England will learn from World Cup final defeat but it will take time to recover - Matt Dawson column
England's World Cup final defeat against South Africa was desperately disappointing.
The way England have played at this World Cup and the depth of players they have as a group, this was absolutely the right squad to challenge for the trophy.
England fans will all be feeling totally dejected but nowhere near as upset as the players and management will be.
They were so far off winning that game. There is a weird part of me that, even though I feel totally dejected, does not feel quite as bad as if South Africa had nicked it at the death with a last-minute penalty or drop-goal. England just simply were not good enough.
I never felt for one minute that England were in a position to score points then run away with it. It was going to be a battle to the death and unfortunately the Springboks seemed to be more capable of winning a World Cup final.
England have learned a big lesson. Those players are going to remember that for the rest of their lives and hopefully store it up to say they are never going to feel like that again, never going to make those mistakes under that sort of pressure again and they will come back as better players.
'England needed to change it up'
England head coach Eddie Jones has had a blinding tournament and, tactically, has been great throughout.
But on this occasion South Africa coach Rassie Erasmus was awesome. Wherever England attacked, the Springboks had defence.
They were very disciplined. They were tactically spot on. They played in the right areas. They had the balance of their kicking game opposed to when it was on to run - they chose the right time and made good decisions.
We have been praising Jones and waxing lyrical about how perfect England's build-up and preparation has been.
But ironically they lost because they looked like they did not have the ability to adapt on the field when South Africa were not playing the way that England expected.
It is very difficult to change on the field, but it has been a fairly common trait of England sides over the past 10 years of not being able to adapt under that type of pressure.
South Africa were fantastic in the set-piece, scrums and line-outs, and the breakdown. Faf de Klerk was running the show from scrum-half.

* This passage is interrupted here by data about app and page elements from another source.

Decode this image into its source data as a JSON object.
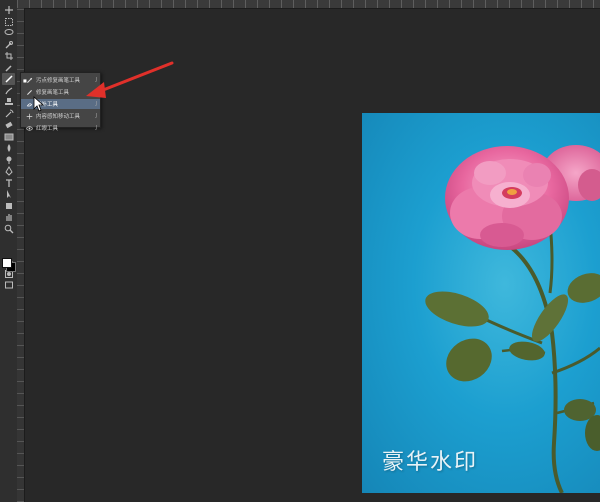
{
  "toolbar": {
    "tools": [
      "move-tool",
      "marquee-tool",
      "lasso-tool",
      "quick-select-tool",
      "crop-tool",
      "eyedropper-tool",
      "healing-brush-tool",
      "brush-tool",
      "clone-stamp-tool",
      "history-brush-tool",
      "eraser-tool",
      "gradient-tool",
      "blur-tool",
      "dodge-tool",
      "pen-tool",
      "type-tool",
      "path-select-tool",
      "shape-tool",
      "hand-tool",
      "zoom-tool",
      "edit-toolbar",
      "quick-mask",
      "screen-mode"
    ],
    "active_tool": "healing-brush-tool",
    "foreground_color": "#ffffff",
    "background_color": "#000000"
  },
  "flyout": {
    "items": [
      {
        "label": "污点修复画笔工具",
        "key": "J",
        "icon": "spot-healing-icon",
        "active": true
      },
      {
        "label": "修复画笔工具",
        "key": "J",
        "icon": "healing-brush-icon",
        "active": false
      },
      {
        "label": "修补工具",
        "key": "J",
        "icon": "patch-icon",
        "active": false,
        "highlighted": true
      },
      {
        "label": "内容感知移动工具",
        "key": "J",
        "icon": "content-aware-move-icon",
        "active": false
      },
      {
        "label": "红眼工具",
        "key": "J",
        "icon": "red-eye-icon",
        "active": false
      }
    ]
  },
  "annotation": {
    "color": "#e0302a"
  },
  "canvas": {
    "watermark_text": "豪华水印",
    "background_color": "#1c9fd0"
  }
}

England very early on were chasing shadows rather than having a broader view that South Africa were playing in a different way so they needed to change it up.
Unfortunately they tried to play the same way against a team that were just lapping up the contact.
The senior England players should have stood up and realised what they were doing what was not working.
There were some key individuals who needed to stand up in a leadership role under that extreme pressure. In those environments, it really stands out what a difference it makes to have a captain in the forward pack.
Owen Farrell has been a great leader for England but it needed a vice-captain to step in up front, like Kieran Read or Sam Warburton would have done.
'The Springboks will be heralded as heroes'
There are millions of dejected England fans all over the world. Ordinarily, there would be no reason to reflect positively on that type of result.
But, looking at the larger picture that South Africa winning that game paints, I do not think any other final has a bigger political story to tell than this one.
You would have to not have any emotion in your body to look at the picture of Siya Kolisi - South Africa's first black captain - lifting the trophy and not understand the power of what he and his team have done; what he has done as an individual to effectively change the view of millions of people within sport.
Very few leaders in the world get that opportunity and he has just done it by being him and playing rugby. So there are huge positives to the outcome.
The game of rugby means so much to a lot of people, but on reflection the game has much more of a profound effect on a nation like South Africa than it does anywhere else in the world.
Rugby has done an amazing job and that South Africa team will be quite rightly heralded as heroes for more reasons than just winning a rugby game.
It started when the Springboks won in 1995, shortly after apartheid ended, when Nelson Mandela presented Francois Pienaar with the trophy.
But now, 24 years after that breakthrough, we are still talking about the inequalities that South Africans are trying to fix.
Back in 1995 you might have thought maybe within eight or 12 years, could there be a black captain of South Africa challenging for the trophy? It has taken 24 years.
Let's hope in another 24 years we are not in a similar predicament. Let's hope that this game has significantly moved the dial for the country, the politics and all the people that those guys represented today.
What next for Eddie Jones and his team?
People are going to be after Jones now but you cannot get away from the fact that he has done a magnificent job with that England team.
He has taken them to the brink of world domination. They have had a bad day at the office.
But one bad day compared to the many weeks of success he has brought to this England side means he should be congratulated and praised for what he has done.
Since he became coach in 2015, Jones has turned England from a team that could not get out of their pool at a home World Cup to a team that were in the final four years later.
So the time is right to give Jones a pat on the back and let him enjoy a few beers.
A lot of those players are going to be around in four years' time. Hopefully, Jones will stick around and help in some way so England can progress even further.
It is going to be a strange feeling for the players getting back home and understanding the euphoria that was going on back in the UK.
You have to get back into your club jersey and it is not quite as intense and a very different environment.
The players are going to make sure that they focus on all the positives collectively and that they keep themselves fit.
There is a danger that they get frustrated and go straight into the club season and pick up injuries.
Then if the Six Nations does not go well, it spirals instead of giving them rest and looking after them because they have been maxed out.
Whatever happens, it is going to be a while until the England players can pick themselves back up after this.
Matt Dawson was speaking to BBC Sport's Becky Grey.